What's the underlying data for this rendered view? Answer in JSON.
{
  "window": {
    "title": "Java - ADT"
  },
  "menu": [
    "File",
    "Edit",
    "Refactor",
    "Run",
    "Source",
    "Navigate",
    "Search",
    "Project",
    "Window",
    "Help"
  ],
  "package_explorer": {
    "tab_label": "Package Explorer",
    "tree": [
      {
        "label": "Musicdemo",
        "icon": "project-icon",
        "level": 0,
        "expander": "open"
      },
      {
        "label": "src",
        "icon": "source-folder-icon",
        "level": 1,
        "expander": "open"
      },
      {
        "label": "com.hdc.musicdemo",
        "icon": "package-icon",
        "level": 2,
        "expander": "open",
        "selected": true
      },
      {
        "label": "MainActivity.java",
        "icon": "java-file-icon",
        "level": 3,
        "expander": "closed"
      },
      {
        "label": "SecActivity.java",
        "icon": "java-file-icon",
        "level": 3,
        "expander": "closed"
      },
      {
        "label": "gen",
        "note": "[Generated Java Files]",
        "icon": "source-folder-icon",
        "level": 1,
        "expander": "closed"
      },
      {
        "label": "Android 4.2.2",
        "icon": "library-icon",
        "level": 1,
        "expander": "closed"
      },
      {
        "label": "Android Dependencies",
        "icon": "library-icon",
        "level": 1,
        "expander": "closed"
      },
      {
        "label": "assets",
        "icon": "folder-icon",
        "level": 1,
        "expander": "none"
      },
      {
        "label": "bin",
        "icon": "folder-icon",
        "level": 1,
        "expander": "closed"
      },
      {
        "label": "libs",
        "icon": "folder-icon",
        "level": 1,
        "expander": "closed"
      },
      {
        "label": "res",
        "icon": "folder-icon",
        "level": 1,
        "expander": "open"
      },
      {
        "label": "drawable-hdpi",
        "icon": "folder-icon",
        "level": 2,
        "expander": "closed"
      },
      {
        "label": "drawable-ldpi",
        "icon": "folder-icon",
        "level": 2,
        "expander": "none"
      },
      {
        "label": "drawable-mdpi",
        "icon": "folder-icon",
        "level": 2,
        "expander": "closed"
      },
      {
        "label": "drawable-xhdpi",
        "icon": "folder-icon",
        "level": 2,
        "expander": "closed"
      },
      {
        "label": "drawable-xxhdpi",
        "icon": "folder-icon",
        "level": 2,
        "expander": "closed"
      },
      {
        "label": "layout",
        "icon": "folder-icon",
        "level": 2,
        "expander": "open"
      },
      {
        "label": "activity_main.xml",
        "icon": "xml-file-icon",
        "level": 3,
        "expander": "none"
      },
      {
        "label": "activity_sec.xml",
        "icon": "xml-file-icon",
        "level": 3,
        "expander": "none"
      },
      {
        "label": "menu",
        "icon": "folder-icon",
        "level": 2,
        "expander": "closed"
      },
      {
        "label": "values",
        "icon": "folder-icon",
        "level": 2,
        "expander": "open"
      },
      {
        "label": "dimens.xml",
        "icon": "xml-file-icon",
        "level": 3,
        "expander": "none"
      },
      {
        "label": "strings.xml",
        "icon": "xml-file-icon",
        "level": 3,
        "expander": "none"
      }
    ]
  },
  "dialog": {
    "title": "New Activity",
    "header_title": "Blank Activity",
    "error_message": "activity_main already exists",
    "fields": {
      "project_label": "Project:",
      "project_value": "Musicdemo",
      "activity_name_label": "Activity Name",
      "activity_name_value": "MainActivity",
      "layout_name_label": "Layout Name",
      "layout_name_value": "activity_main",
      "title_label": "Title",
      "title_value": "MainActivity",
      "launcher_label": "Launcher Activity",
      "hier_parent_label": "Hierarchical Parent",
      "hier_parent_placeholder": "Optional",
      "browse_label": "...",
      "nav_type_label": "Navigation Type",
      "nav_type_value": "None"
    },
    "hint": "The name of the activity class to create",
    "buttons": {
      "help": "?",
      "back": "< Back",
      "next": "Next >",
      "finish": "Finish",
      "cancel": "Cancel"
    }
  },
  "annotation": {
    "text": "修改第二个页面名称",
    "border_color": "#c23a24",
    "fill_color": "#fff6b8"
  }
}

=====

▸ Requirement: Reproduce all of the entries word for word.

▸ Written answer:
What's the underlying data for this rendered view? Answer in JSON.
{
  "window": {
    "title": "Java - ADT"
  },
  "menu": [
    "File",
    "Edit",
    "Refactor",
    "Run",
    "Source",
    "Navigate",
    "Search",
    "Project",
    "Window",
    "Help"
  ],
  "package_explorer": {
    "tab_label": "Package Explorer",
    "tree": [
      {
        "label": "Musicdemo",
        "icon": "project-icon",
        "level": 0,
        "expander": "open"
      },
      {
        "label": "src",
        "icon": "source-folder-icon",
        "level": 1,
        "expander": "open"
      },
      {
        "label": "com.hdc.musicdemo",
        "icon": "package-icon",
        "level": 2,
        "expander": "open",
        "selected": true
      },
      {
        "label": "MainActivity.java",
        "icon": "java-file-icon",
        "level": 3,
        "expander": "closed"
      },
      {
        "label": "SecActivity.java",
        "icon": "java-file-icon",
        "level": 3,
        "expander": "closed"
      },
      {
        "label": "gen",
        "note": "[Generated Java Files]",
        "icon": "source-folder-icon",
        "level": 1,
        "expander": "closed"
      },
      {
        "label": "Android 4.2.2",
        "icon": "library-icon",
        "level": 1,
        "expander": "closed"
      },
      {
        "label": "Android Dependencies",
        "icon": "library-icon",
        "level": 1,
        "expander": "closed"
      },
      {
        "label": "assets",
        "icon": "folder-icon",
        "level": 1,
        "expander": "none"
      },
      {
        "label": "bin",
        "icon": "folder-icon",
        "level": 1,
        "expander": "closed"
      },
      {
        "label": "libs",
        "icon": "folder-icon",
        "level": 1,
        "expander": "closed"
      },
      {
        "label": "res",
        "icon": "folder-icon",
        "level": 1,
        "expander": "open"
      },
      {
        "label": "drawable-hdpi",
        "icon": "folder-icon",
        "level": 2,
        "expander": "closed"
      },
      {
        "label": "drawable-ldpi",
        "icon": "folder-icon",
        "level": 2,
        "expander": "none"
      },
      {
        "label": "drawable-mdpi",
        "icon": "folder-icon",
        "level": 2,
        "expander": "closed"
      },
      {
        "label": "drawable-xhdpi",
        "icon": "folder-icon",
        "level": 2,
        "expander": "closed"
      },
      {
        "label": "drawable-xxhdpi",
        "icon": "folder-icon",
        "level": 2,
        "expander": "closed"
      },
      {
        "label": "layout",
        "icon": "folder-icon",
        "level": 2,
        "expander": "open"
      },
      {
        "label": "activity_main.xml",
        "icon": "xml-file-icon",
        "level": 3,
        "expander": "none"
      },
      {
        "label": "activity_sec.xml",
        "icon": "xml-file-icon",
        "level": 3,
        "expander": "none"
      },
      {
        "label": "menu",
        "icon": "folder-icon",
        "level": 2,
        "expander": "closed"
      },
      {
        "label": "values",
        "icon": "folder-icon",
        "level": 2,
        "expander": "open"
      },
      {
        "label": "dimens.xml",
        "icon": "xml-file-icon",
        "level": 3,
        "expander": "none"
      },
      {
        "label": "strings.xml",
        "icon": "xml-file-icon",
        "level": 3,
        "expander": "none"
      }
    ]
  },
  "dialog": {
    "title": "New Activity",
    "header_title": "Blank Activity",
    "error_message": "activity_main already exists",
    "fields": {
      "project_label": "Project:",
      "project_value": "Musicdemo",
      "activity_name_label": "Activity Name",
      "activity_name_value": "MainActivity",
      "layout_name_label": "Layout Name",
      "layout_name_value": "activity_main",
      "title_label": "Title",
      "title_value": "MainActivity",
      "launcher_label": "Launcher Activity",
      "hier_parent_label": "Hierarchical Parent",
      "hier_parent_placeholder": "Optional",
      "browse_label": "...",
      "nav_type_label": "Navigation Type",
      "nav_type_value": "None"
    },
    "hint": "The name of the activity class to create",
    "buttons": {
      "help": "?",
      "back": "< Back",
      "next": "Next >",
      "finish": "Finish",
      "cancel": "Cancel"
    }
  },
  "annotation": {
    "text": "修改第二个页面名称",
    "border_color": "#c23a24",
    "fill_color": "#fff6b8"
  }
}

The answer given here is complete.